Resources and References
Palliative Care Value Proposition
Moving to value in health care means improving the quality of care delivered and the outcomes achieved, while reducing unnecessary spending. Most health care organizations are pursuing value and the benefits that accrue under value-based payment, but too few are turning to palliative care to help achieve these goals.
Palliative care—focused on relieving the pain, symptoms, and stresses of a serious illness—changes health care delivery for both patients and their caregivers. Multiple studies and meta-analyses have shown that not only does palliative care improve patient experience and satisfaction, but that it also reduces emergency department (ED) visits, hospitalizations, and days spent in intensive care, thus reducing total spending.
The following articles provide more detailed information on palliative care’s value:
To learn about specific recommendations for action to improve access to palliative care, please visit our State-by-State Report Card on Access to Palliative Care; or download the slides from a recent presentation by Diane E. Meier, MD, Health Care Reform: Implications for Palliative Care.
To learn more about palliative care in general, please see the following palliative care resources:
GetPalliativeCare.org (for patients and families)
- Center to Advance Palliative Care. National Palliative Care Registry Annual Survey Summary.
- Center to Advance Palliative Care. 2011 Public Opinion Research on Palliative Care.
- Center to Advance Palliative Care. Growth Snapshot
CAPC works with the following organizations to advance access to high-quality palliative care for persons with serious illness and their families.
Comprised of the national organizations specializing in palliative care and hospice, goals are to: (1) present a united voice to the public on behalf of providers who care for patients and families living with chronic, debilitating, and life-limiting illnesses; (2) enhance communication and cooperation among member organizations, to coordinate activities to improve care; (3) advocate on behalf of patients and families; and (4) champion public policy and regulatory activities.
Led by the American Cancer Society Cancer Action Network, consensus-based agenda aimed at promoting public policy that will improve and expand access to high-quality palliative care for patients and families facing serious illness. Includes more than 40 nongovernmental organizations dedicated to improving quality of care and quality of life for these adults and children.
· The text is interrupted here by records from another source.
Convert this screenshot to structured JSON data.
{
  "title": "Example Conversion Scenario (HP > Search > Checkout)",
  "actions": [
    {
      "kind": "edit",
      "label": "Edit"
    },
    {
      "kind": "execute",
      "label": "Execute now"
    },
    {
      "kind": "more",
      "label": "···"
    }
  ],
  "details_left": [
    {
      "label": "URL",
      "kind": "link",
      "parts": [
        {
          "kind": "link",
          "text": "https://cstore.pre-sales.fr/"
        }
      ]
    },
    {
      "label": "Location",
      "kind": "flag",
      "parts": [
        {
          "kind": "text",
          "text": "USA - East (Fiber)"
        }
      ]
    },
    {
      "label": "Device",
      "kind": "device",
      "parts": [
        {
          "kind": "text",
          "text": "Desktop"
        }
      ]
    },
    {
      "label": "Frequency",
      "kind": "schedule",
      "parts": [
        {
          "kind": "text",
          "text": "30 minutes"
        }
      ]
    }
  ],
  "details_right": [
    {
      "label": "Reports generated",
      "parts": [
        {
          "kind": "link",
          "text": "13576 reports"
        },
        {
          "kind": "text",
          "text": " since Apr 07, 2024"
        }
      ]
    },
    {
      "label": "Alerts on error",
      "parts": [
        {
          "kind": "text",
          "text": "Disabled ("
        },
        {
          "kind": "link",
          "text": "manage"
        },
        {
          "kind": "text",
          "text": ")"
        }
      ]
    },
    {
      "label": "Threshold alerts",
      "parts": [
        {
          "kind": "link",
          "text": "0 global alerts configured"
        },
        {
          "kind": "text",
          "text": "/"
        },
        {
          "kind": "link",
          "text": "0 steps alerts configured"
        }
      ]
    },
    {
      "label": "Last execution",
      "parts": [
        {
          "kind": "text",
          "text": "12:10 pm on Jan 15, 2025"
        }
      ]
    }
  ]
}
Co-convened by the Alzheimer’s Foundation of America and USAgainstAlzheimer’s, works collaboratively to focus the nation’s strategic attention on Alzheimer’s disease and related dementias and to accelerate transformational progress in care and support to enrich quality of life, detection and diagnosis, and research leading to prevention, effective treatment and eventual cure. Includes more than 90 member organizations committed to overcoming Alzheimer’s disease and other forms of dementia.